The author finds new life in old clues (invisible ink, a book holding a pressed rose) as he constructs an intricate plot. Nat Turnbull, a professor of modern German history, learns that Pennsylvania police stormed into the home of his mentor, Gordon Wolfe, and removed files containing the records of intelligence work Wolfe did concerning German resistance efforts during World War II. Waiting in the shadows of the library where Turnbull works stands an FBI agent who wants him to examine the files, which reputedly contain explosive secrets about the war. Turnbull discovers that four folders—the most important ones, of course—are missing. Conveniently enough, Berta Heinkel of Berlin’s Free University appears, offering to help Turnbull find the documents. Can he trust her? (Can German women in spy novels ever be trusted?) He thinks not when he finds someone has made off with vital laptop files in his hotel room while he was across the hall having sex with her. Heinkel sets Turnbull after Kurt Bauer, survivor of a German munitions family much like the Krupps. In ongoing flashbacks, which sometimes overlap and repeat points from the main plot, Bauer joins and ultimately betrays the German resistance movement known as White Rose. Then Bauer crosses to Bern, Switzerland, which here seems nearly as central to war activity as Berlin. Personal motives outweigh ideological ones as Bauer plays one side against the other to keep his family, which has Jewish ancestry, out of the concentration camps. In a poignant denouement, Turnbull brings together five of the six survivors caught up in Bauer’s plotting, their war wounds forever tender.

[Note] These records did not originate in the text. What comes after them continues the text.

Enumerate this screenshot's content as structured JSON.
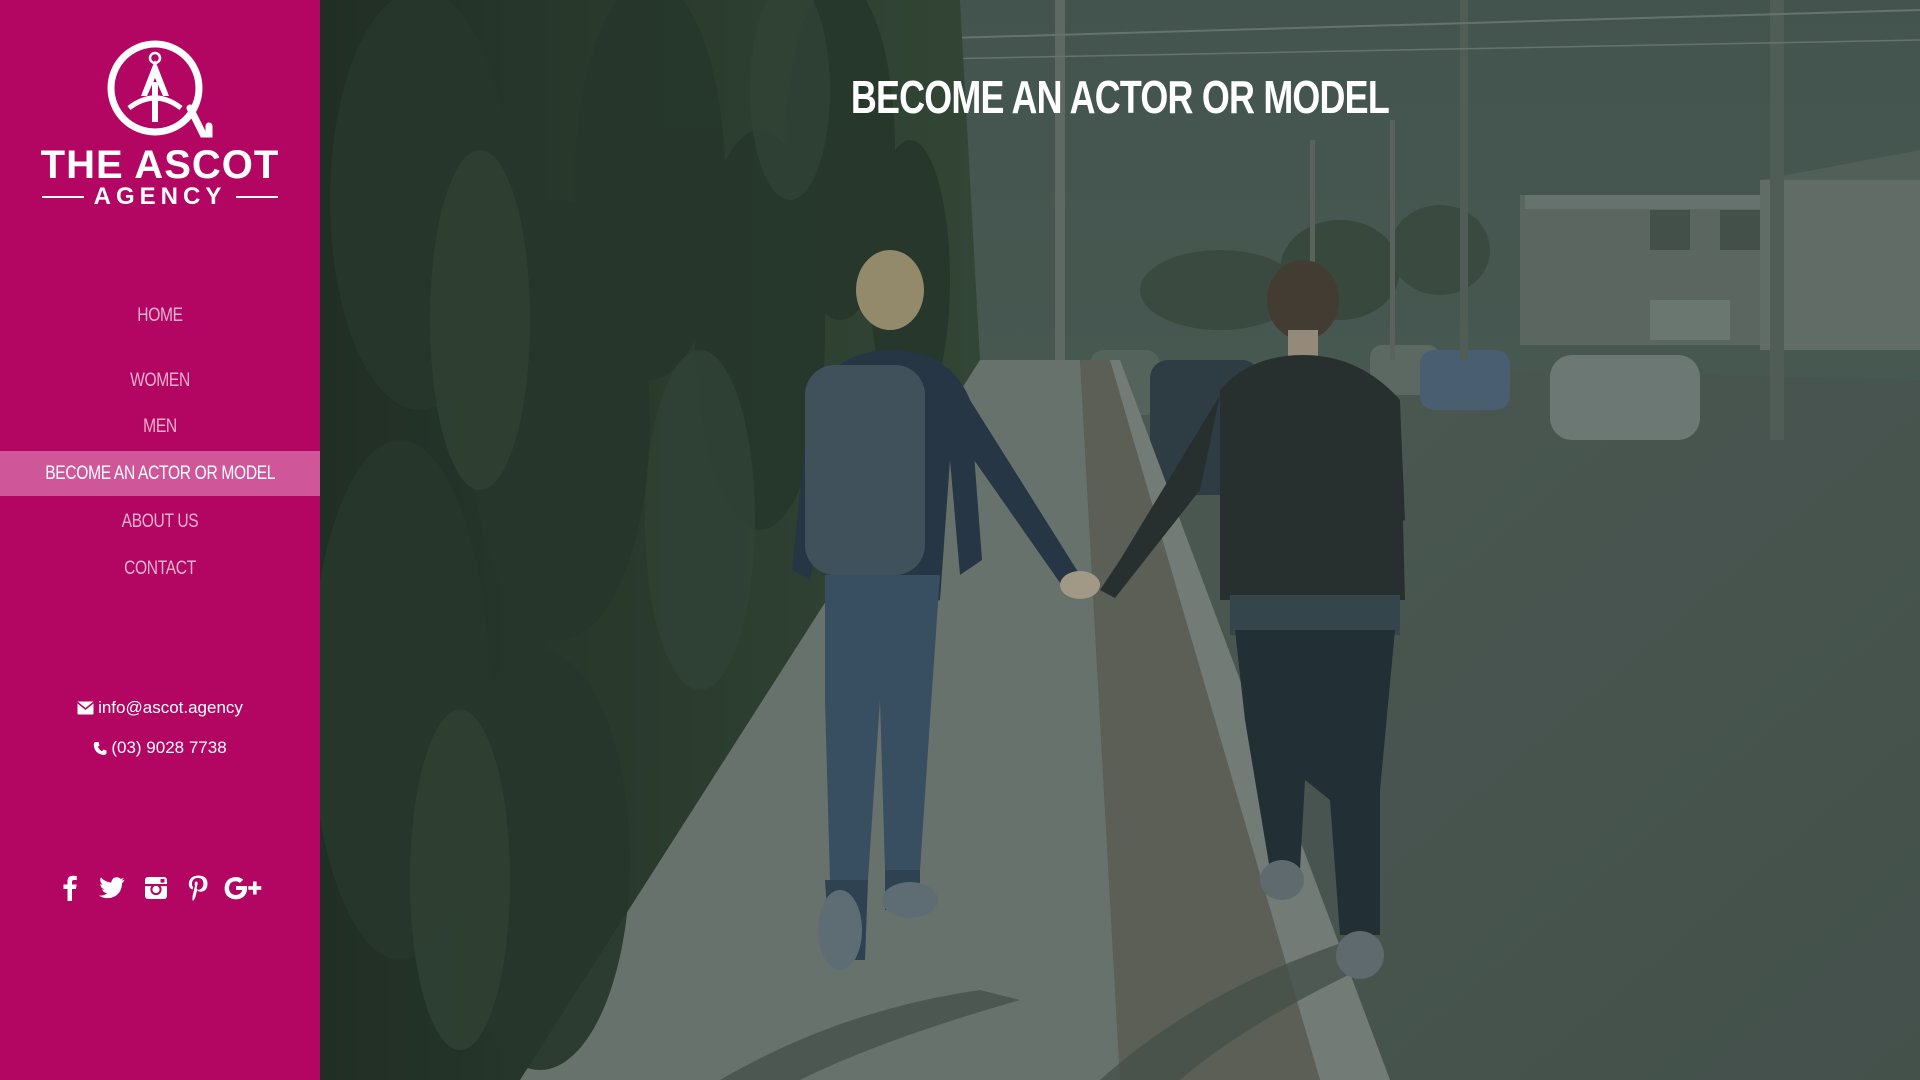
{
  "brand": {
    "name_line1": "THE ASCOT",
    "name_line2": "AGENCY"
  },
  "nav": {
    "items": [
      {
        "label": "HOME",
        "active": false
      },
      {
        "label": "WOMEN",
        "active": false
      },
      {
        "label": "MEN",
        "active": false
      },
      {
        "label": "BECOME AN ACTOR OR MODEL",
        "active": true
      },
      {
        "label": "ABOUT US",
        "active": false
      },
      {
        "label": "CONTACT",
        "active": false
      }
    ]
  },
  "contact": {
    "email": "info@ascot.agency",
    "email_icon": "envelope-icon",
    "phone": "(03) 9028 7738",
    "phone_icon": "phone-icon"
  },
  "social": {
    "icons": [
      "facebook-icon",
      "twitter-icon",
      "instagram-icon",
      "pinterest-icon",
      "google-plus-icon"
    ]
  },
  "hero": {
    "title": "BECOME AN ACTOR OR MODEL",
    "image_icon": "couple-walking-photo"
  },
  "colors": {
    "sidebar": "#b30663",
    "nav_active": "#d0569a",
    "nav_text": "#e9b3cf",
    "hero_overlay": "#2b3a33"
  }
}
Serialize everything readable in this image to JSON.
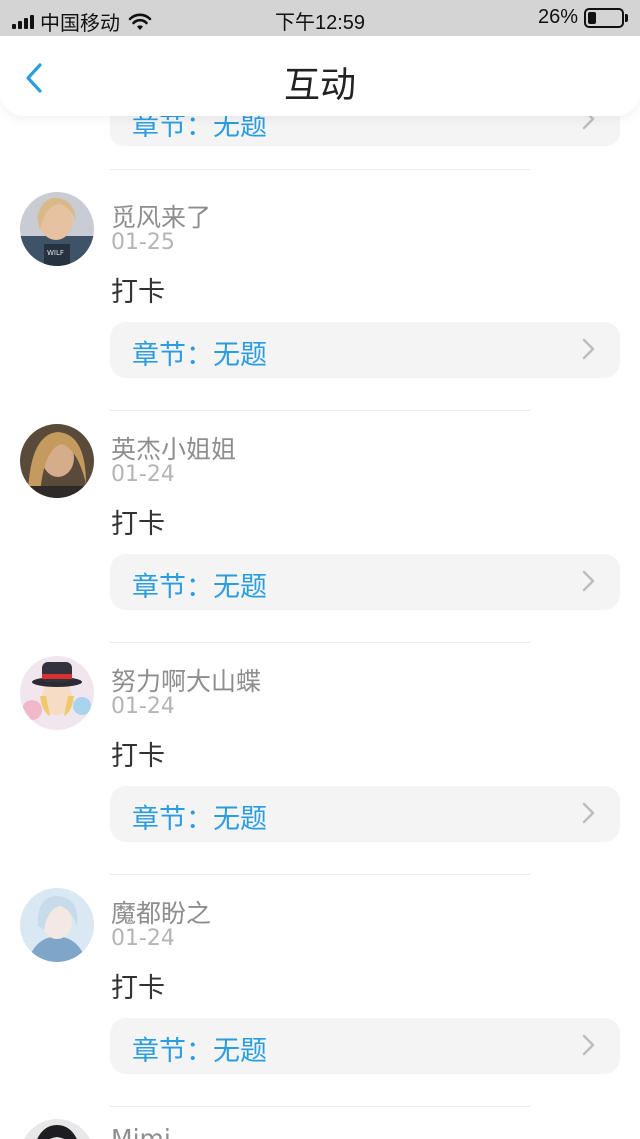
{
  "status_bar": {
    "carrier": "中国移动",
    "time": "下午12:59",
    "battery_percent_text": "26%",
    "battery_level": 0.26,
    "signal_icon": "signal-bars-icon",
    "wifi_icon": "wifi-icon",
    "battery_icon": "battery-icon"
  },
  "nav": {
    "title": "互动",
    "back_icon": "chevron-left-icon",
    "accent_color": "#2a9ddf"
  },
  "partial_top_chapter": {
    "label": "章节：无题"
  },
  "items": [
    {
      "user": "觅风来了",
      "date": "01-25",
      "text": "打卡",
      "chapter": "章节：无题"
    },
    {
      "user": "英杰小姐姐",
      "date": "01-24",
      "text": "打卡",
      "chapter": "章节：无题"
    },
    {
      "user": "努力啊大山蝶",
      "date": "01-24",
      "text": "打卡",
      "chapter": "章节：无题"
    },
    {
      "user": "魔都盼之",
      "date": "01-24",
      "text": "打卡",
      "chapter": "章节：无题"
    }
  ],
  "partial_bottom_item": {
    "user": "Mimi"
  }
}
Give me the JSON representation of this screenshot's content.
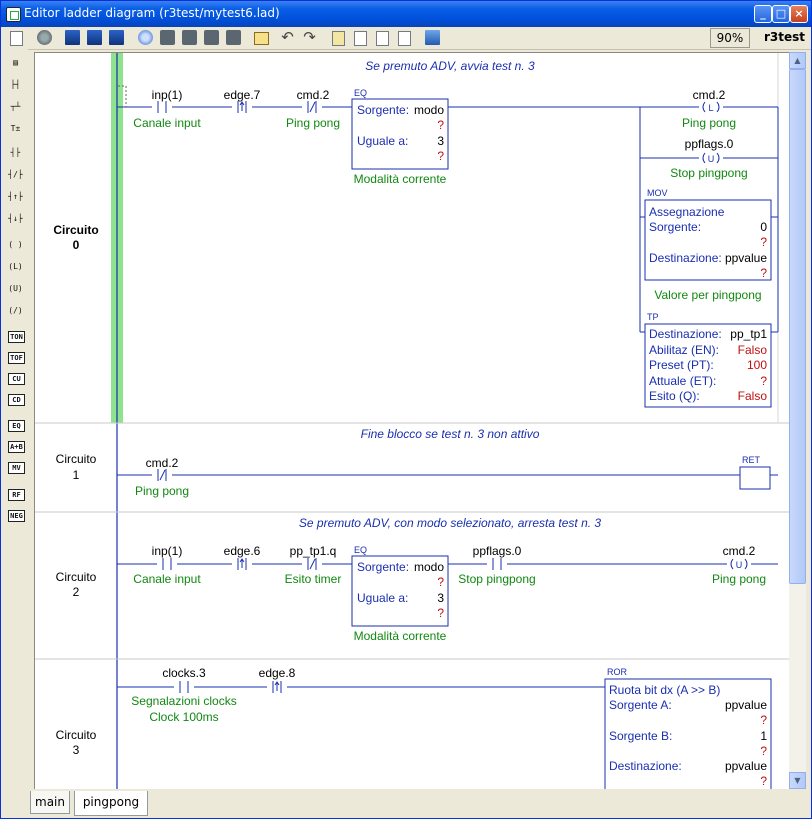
{
  "window": {
    "title": "Editor ladder diagram (r3test/mytest6.lad)",
    "zoom": "90%",
    "project": "r3test",
    "min_glyph": "_",
    "max_glyph": "□",
    "close_glyph": "×"
  },
  "sidebar": [
    {
      "icon": "coil-normal-icon",
      "text": "( )"
    },
    {
      "icon": "coil-latch-icon",
      "text": "(L)"
    },
    {
      "icon": "coil-unlatch-icon",
      "text": "(U)"
    },
    {
      "icon": "coil-negated-icon",
      "text": "(/)"
    },
    {
      "icon": "ton-icon",
      "text": "TON"
    },
    {
      "icon": "tof-icon",
      "text": "TOF"
    },
    {
      "icon": "ctu-icon",
      "text": "CU"
    },
    {
      "icon": "ctd-icon",
      "text": "CD"
    },
    {
      "icon": "eq-block-icon",
      "text": "EQ"
    },
    {
      "icon": "add-block-icon",
      "text": "A+B"
    },
    {
      "icon": "mov-block-icon",
      "text": "MV"
    },
    {
      "icon": "rof-block-icon",
      "text": "RF"
    },
    {
      "icon": "neg-block-icon",
      "text": "NEG"
    }
  ],
  "tabs": [
    {
      "label": "main",
      "active": false
    },
    {
      "label": "pingpong",
      "active": true
    }
  ],
  "colors": {
    "wire": "#1a2fb0",
    "comment": "#1a2fb0",
    "label": "#118811",
    "unknown": "#c01010",
    "rail_power": "#8fe38f"
  },
  "rungs": [
    {
      "label": "Circuito",
      "number": "0",
      "comment": "Se premuto ADV, avvia test n. 3",
      "c1_top": "inp(1)",
      "c1_bot": "Canale input",
      "c2_top": "edge.7",
      "c3_top": "cmd.2",
      "c3_bot": "Ping pong",
      "eq_type": "EQ",
      "eq_src_label": "Sorgente:",
      "eq_src_val": "modo",
      "eq_q": "?",
      "eq_eq_label": "Uguale a:",
      "eq_eq_val": "3",
      "eq_q2": "?",
      "eq_bot": "Modalità corrente",
      "coil1_top": "cmd.2",
      "coil1_bot": "Ping pong",
      "coil2_top": "ppflags.0",
      "coil2_bot": "Stop pingpong",
      "mov_type": "MOV",
      "mov_title": "Assegnazione",
      "mov_src_label": "Sorgente:",
      "mov_src_val": "0",
      "mov_q1": "?",
      "mov_dst_label": "Destinazione:",
      "mov_dst_val": "ppvalue",
      "mov_q2": "?",
      "mov_bot": "Valore per pingpong",
      "tp_type": "TP",
      "tp_dst_label": "Destinazione:",
      "tp_dst_val": "pp_tp1",
      "tp_en_label": "Abilitaz (EN):",
      "tp_en_val": "Falso",
      "tp_pt_label": "Preset (PT):",
      "tp_pt_val": "100",
      "tp_et_label": "Attuale (ET):",
      "tp_et_val": "?",
      "tp_q_label": "Esito (Q):",
      "tp_q_val": "Falso"
    },
    {
      "label": "Circuito",
      "number": "1",
      "comment": "Fine blocco se test n. 3 non attivo",
      "c1_top": "cmd.2",
      "c1_bot": "Ping pong",
      "ret_type": "RET"
    },
    {
      "label": "Circuito",
      "number": "2",
      "comment": "Se premuto ADV, con modo selezionato, arresta test n. 3",
      "c1_top": "inp(1)",
      "c1_bot": "Canale input",
      "c2_top": "edge.6",
      "c3_top": "pp_tp1.q",
      "c3_bot": "Esito timer",
      "eq_type": "EQ",
      "eq_src_label": "Sorgente:",
      "eq_src_val": "modo",
      "eq_q": "?",
      "eq_eq_label": "Uguale a:",
      "eq_eq_val": "3",
      "eq_q2": "?",
      "eq_bot": "Modalità corrente",
      "c4_top": "ppflags.0",
      "c4_bot": "Stop pingpong",
      "coil1_top": "cmd.2",
      "coil1_bot": "Ping pong"
    },
    {
      "label": "Circuito",
      "number": "3",
      "c1_top": "clocks.3",
      "c1_bot": "Segnalazioni clocks",
      "c1_bot2": "Clock 100ms",
      "c2_top": "edge.8",
      "ror_type": "ROR",
      "ror_title": "Ruota bit dx (A >> B)",
      "ror_a_label": "Sorgente A:",
      "ror_a_val": "ppvalue",
      "ror_q1": "?",
      "ror_b_label": "Sorgente B:",
      "ror_b_val": "1",
      "ror_q2": "?",
      "ror_d_label": "Destinazione:",
      "ror_d_val": "ppvalue",
      "ror_q3": "?"
    }
  ]
}
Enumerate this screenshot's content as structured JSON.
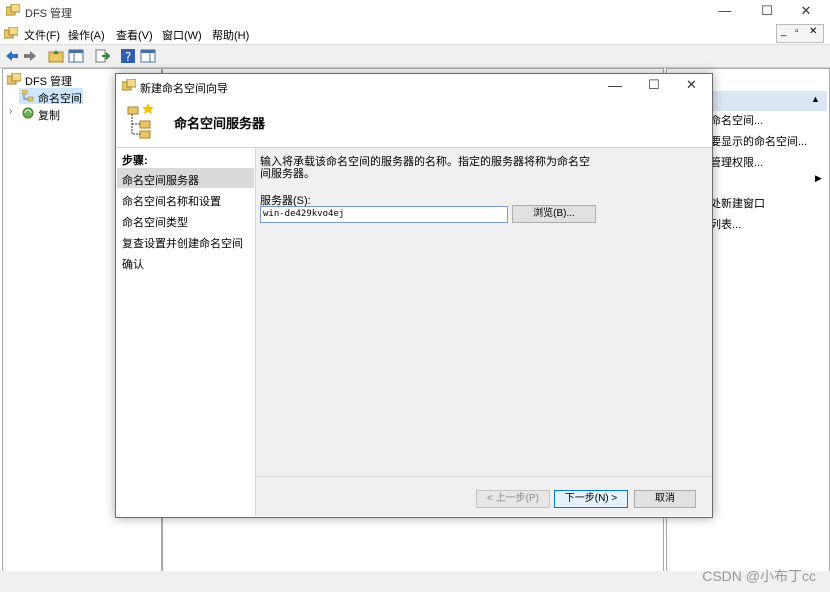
{
  "window": {
    "title": "DFS 管理",
    "minimize": "—",
    "maximize": "☐",
    "close": "✕"
  },
  "menu": {
    "items": [
      "文件(F)",
      "操作(A)",
      "查看(V)",
      "窗口(W)",
      "帮助(H)"
    ],
    "mdi": [
      "_",
      "▫",
      "✕"
    ]
  },
  "tree": {
    "root": "DFS 管理",
    "namespace": "命名空间",
    "replication": "复制"
  },
  "actions": {
    "header": "",
    "items": [
      "命名空间...",
      "要显示的命名空间...",
      "管理权限...",
      "",
      "处新建窗口",
      "列表...",
      ""
    ]
  },
  "dialog": {
    "title": "新建命名空间向导",
    "header": "命名空间服务器",
    "steps_label": "步骤:",
    "steps": [
      "命名空间服务器",
      "命名空间名称和设置",
      "命名空间类型",
      "复查设置并创建命名空间",
      "确认"
    ],
    "description": "输入将承载该命名空间的服务器的名称。指定的服务器将称为命名空间服务器。",
    "server_label": "服务器(S):",
    "server_value": "win-de429kvo4ej",
    "browse_label": "浏览(B)...",
    "prev_label": "< 上一步(P)",
    "next_label": "下一步(N) >",
    "cancel_label": "取消"
  },
  "watermark": "CSDN @小布丁cc"
}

Well-crafted entertainment that also delivers complex truths about warfare and survival.